|DE102009004448B4 *||Jan 13, 2009||May 24, 2012||Siemens Aktiengesellschaft||Spulenpositionserkennung|
|DE102009021026A1 *||May 13, 2009||Nov 18, 2010||Siemens Aktiengesellschaft||Positionsbestimmung von Body-Matrix-Spulen in MR-Anlagen|
|WO2006016292A1 *||Jul 21, 2005||Feb 16, 2006||Koninklijke Philips Electronics N.V.||Automatic selection of a receiver element in an mri apparatus|
|WO2010110881A1 *||Mar 24, 2010||Sep 30, 2010||Hetherington Hoby P||Improved transceiver apparatus, system, and methodology for superior in-vivo imaging of human anatomy|
|U.S. Classification||600/410, 324/318|
|Jun 25, 1998||AS||Assignment|
Owner name: MEDRAD, INC., PENNSYLVANIA
Free format text: ASSIGNMENT OF ASSIGNORS INTEREST;ASSIGNORS:MISIC, GEORGE J.;WATRAL, J. MICHAEL;REEL/FRAME:009295/0795
Effective date: 19980625
|Nov 11, 2004||REMI||Maintenance fee reminder mailed|
|Apr 25, 2005||LAPS||Lapse for failure to pay maintenance fees|

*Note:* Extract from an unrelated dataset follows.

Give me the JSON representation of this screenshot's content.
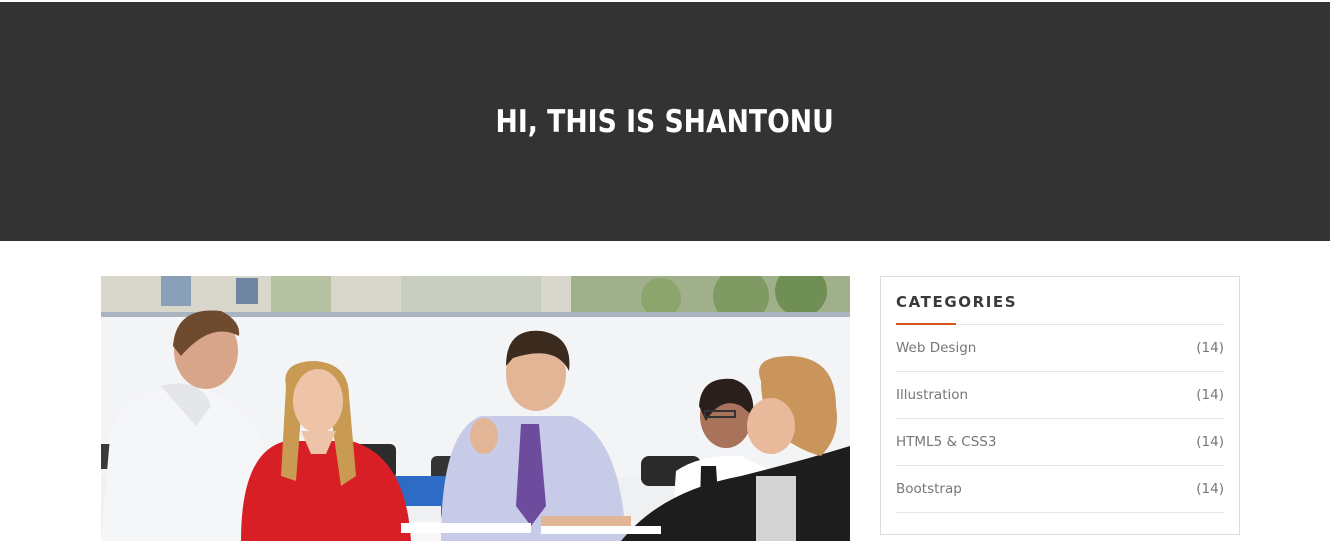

|Jun 21, 2005||FP||Expired due to failure to pay maintenance fee|
Effective date: 20050424